      Earlier we found no compelling theoretical link between democracy and personal trust. We identified flaws in the propositions that if citizens trust each other, and if citizens personally trust politicians, democracy works better. If trust and democracy are related, the deepening of democracy should induce a shift from personal to institutional trust, from clientelism to accountability. The political culture of democracy, we argue, should be one of skepticism, not of trust.

      Here we probe these propositions empirically by seeking answers to a number of questions. Do citizens in less democratic regions display personal trust in politicians, and do those in...

    • Chapter 5 Trust and Democratization
      (pp. 129-174)

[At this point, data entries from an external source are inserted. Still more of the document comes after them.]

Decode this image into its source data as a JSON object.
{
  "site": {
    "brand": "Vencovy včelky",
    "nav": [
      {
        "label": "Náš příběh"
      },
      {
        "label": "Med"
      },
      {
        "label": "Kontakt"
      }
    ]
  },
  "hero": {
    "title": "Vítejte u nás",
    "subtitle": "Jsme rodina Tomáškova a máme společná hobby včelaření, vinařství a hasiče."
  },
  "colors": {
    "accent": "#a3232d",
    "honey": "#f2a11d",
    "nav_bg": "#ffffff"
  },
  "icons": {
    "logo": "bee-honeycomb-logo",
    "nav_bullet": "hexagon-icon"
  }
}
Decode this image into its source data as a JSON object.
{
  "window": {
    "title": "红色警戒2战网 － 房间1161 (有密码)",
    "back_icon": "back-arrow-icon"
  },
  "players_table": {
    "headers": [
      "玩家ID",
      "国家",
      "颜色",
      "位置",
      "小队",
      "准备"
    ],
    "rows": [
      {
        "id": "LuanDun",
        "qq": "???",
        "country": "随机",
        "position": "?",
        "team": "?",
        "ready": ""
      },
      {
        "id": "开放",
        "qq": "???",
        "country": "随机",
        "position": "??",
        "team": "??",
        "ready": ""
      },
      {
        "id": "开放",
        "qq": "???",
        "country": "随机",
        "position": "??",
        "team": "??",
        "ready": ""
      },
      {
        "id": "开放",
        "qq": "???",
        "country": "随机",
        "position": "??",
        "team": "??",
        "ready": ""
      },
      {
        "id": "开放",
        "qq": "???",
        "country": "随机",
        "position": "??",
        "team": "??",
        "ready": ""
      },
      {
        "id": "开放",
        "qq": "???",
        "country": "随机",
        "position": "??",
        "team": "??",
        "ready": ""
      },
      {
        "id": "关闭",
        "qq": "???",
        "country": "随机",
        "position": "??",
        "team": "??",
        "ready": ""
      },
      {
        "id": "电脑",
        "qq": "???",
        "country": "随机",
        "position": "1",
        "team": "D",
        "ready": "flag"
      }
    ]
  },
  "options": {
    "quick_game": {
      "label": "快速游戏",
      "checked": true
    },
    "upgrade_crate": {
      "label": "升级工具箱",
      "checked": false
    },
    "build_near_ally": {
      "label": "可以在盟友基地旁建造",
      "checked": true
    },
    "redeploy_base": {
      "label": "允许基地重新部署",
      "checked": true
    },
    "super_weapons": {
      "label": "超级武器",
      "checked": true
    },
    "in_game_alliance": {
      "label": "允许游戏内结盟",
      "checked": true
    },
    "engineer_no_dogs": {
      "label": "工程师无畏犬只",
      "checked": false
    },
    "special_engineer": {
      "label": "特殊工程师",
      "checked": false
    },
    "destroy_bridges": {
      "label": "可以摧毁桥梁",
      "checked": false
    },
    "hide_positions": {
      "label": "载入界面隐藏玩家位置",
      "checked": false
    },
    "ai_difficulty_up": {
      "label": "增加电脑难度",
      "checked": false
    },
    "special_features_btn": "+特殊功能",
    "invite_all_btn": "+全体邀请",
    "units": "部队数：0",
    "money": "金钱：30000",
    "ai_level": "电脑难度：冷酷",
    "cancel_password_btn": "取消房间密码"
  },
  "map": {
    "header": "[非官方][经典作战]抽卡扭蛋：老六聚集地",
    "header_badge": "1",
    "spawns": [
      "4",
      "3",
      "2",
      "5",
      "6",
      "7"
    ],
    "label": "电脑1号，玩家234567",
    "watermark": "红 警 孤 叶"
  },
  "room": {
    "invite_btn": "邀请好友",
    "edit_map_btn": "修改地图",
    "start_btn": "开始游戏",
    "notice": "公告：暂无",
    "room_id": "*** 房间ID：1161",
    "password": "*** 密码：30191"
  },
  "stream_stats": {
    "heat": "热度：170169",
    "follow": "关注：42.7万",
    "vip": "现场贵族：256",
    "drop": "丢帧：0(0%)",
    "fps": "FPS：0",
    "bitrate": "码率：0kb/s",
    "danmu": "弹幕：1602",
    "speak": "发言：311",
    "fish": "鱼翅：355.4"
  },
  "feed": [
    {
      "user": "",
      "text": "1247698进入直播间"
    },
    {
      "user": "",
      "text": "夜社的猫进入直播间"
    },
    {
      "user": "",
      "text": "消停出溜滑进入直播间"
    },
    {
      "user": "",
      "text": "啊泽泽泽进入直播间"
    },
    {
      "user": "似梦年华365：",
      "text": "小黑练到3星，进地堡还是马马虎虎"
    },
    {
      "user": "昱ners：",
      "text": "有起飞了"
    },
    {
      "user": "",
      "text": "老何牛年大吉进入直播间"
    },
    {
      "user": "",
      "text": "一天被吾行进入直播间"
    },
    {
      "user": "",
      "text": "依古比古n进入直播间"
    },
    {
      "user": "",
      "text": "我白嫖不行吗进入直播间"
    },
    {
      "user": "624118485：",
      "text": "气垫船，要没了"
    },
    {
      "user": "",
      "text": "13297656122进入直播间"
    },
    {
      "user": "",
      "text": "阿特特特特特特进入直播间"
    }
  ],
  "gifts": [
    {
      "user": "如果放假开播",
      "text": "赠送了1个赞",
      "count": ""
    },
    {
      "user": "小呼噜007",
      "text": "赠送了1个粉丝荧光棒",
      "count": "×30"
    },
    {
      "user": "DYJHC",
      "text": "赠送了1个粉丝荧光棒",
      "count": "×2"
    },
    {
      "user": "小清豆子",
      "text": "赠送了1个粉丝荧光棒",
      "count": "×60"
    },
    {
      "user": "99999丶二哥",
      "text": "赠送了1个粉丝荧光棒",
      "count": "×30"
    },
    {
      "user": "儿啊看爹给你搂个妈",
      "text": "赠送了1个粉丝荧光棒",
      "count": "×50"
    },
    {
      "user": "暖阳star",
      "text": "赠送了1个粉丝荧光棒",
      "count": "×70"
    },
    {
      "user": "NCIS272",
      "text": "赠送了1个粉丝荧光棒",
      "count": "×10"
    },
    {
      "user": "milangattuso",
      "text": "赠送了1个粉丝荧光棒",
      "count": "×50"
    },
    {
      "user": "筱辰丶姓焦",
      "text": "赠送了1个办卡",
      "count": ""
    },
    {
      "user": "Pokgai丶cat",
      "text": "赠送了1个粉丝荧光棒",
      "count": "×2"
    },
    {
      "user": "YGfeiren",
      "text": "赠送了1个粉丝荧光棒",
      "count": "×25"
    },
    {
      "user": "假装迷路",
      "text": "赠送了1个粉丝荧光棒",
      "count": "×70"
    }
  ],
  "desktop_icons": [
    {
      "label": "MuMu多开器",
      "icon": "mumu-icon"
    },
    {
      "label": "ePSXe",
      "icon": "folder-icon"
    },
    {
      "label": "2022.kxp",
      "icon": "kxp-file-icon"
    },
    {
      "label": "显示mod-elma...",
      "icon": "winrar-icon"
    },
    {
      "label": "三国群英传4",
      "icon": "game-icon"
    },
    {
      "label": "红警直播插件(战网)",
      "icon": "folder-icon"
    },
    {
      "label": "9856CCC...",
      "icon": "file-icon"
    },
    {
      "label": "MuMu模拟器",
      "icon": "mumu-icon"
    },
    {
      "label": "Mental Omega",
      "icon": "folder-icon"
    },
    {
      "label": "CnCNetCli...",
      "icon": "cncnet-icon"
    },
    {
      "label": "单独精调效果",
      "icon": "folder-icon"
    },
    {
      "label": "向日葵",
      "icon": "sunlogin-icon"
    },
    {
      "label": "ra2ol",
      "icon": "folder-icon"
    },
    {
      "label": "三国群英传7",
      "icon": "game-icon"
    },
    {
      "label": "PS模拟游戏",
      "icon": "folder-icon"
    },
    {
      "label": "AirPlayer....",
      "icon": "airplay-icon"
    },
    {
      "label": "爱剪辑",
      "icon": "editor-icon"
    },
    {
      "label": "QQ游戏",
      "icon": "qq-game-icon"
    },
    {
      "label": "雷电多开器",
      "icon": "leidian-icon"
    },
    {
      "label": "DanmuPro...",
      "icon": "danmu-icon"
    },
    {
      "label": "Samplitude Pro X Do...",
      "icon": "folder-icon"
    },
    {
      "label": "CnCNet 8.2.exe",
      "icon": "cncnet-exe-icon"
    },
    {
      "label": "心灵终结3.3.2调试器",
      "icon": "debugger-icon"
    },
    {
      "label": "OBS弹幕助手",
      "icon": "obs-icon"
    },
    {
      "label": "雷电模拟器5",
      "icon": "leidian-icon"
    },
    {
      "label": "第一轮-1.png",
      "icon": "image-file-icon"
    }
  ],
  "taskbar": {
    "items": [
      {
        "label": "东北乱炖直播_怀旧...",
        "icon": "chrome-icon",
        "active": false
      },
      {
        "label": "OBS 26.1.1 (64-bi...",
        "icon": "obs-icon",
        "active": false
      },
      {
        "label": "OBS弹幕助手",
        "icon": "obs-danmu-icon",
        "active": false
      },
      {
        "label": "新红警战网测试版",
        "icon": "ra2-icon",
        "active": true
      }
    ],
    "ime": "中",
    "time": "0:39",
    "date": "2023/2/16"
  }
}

      In an effort to explain why the pace of democratization and of the deepening of democracy has been quick in some regions of Mexico and Argentina and slow in others, we begin by testing the social capital approach. Does a richer civic culture produce the differences we have observed in political culture and in the quality of democracy across regions? Finding scant support for social capital theory, we then turn to other propositions. For decades, theorists have posited that economic development encourages countries to democratize. Does it also encourage a deepening of regional democracies within countries? If so, why? Our...

  9. PART IV THE POLITICAL CULTURE OF DEMOCRACY RECONSIDERED
    • Chapter 6 Region, Democratization, and Political Culture
      (pp. 177-190)

      As democracy in a country or a region deepens, the nature of political trust is likely to change. Citizens will turn from the belief that what matters for producing responsive government is that politicians be personally trustworthy, to the belief that what matters is that institutions constrain politicians to be trustworthy. Our findings generally—although not universally—support this basic claim. Here we consider the lessons these findings contain for our understanding of why democracy deepens and why it causes a shift in political trust.

      We then step back and make broader claims. One is that the questions perpetually asked...

  10. Appendix
    (pp. 191-210)
  11. Notes
    (pp. 211-226)
  12. References
    (pp. 227-234)
  13. Index
    (pp. 235-250)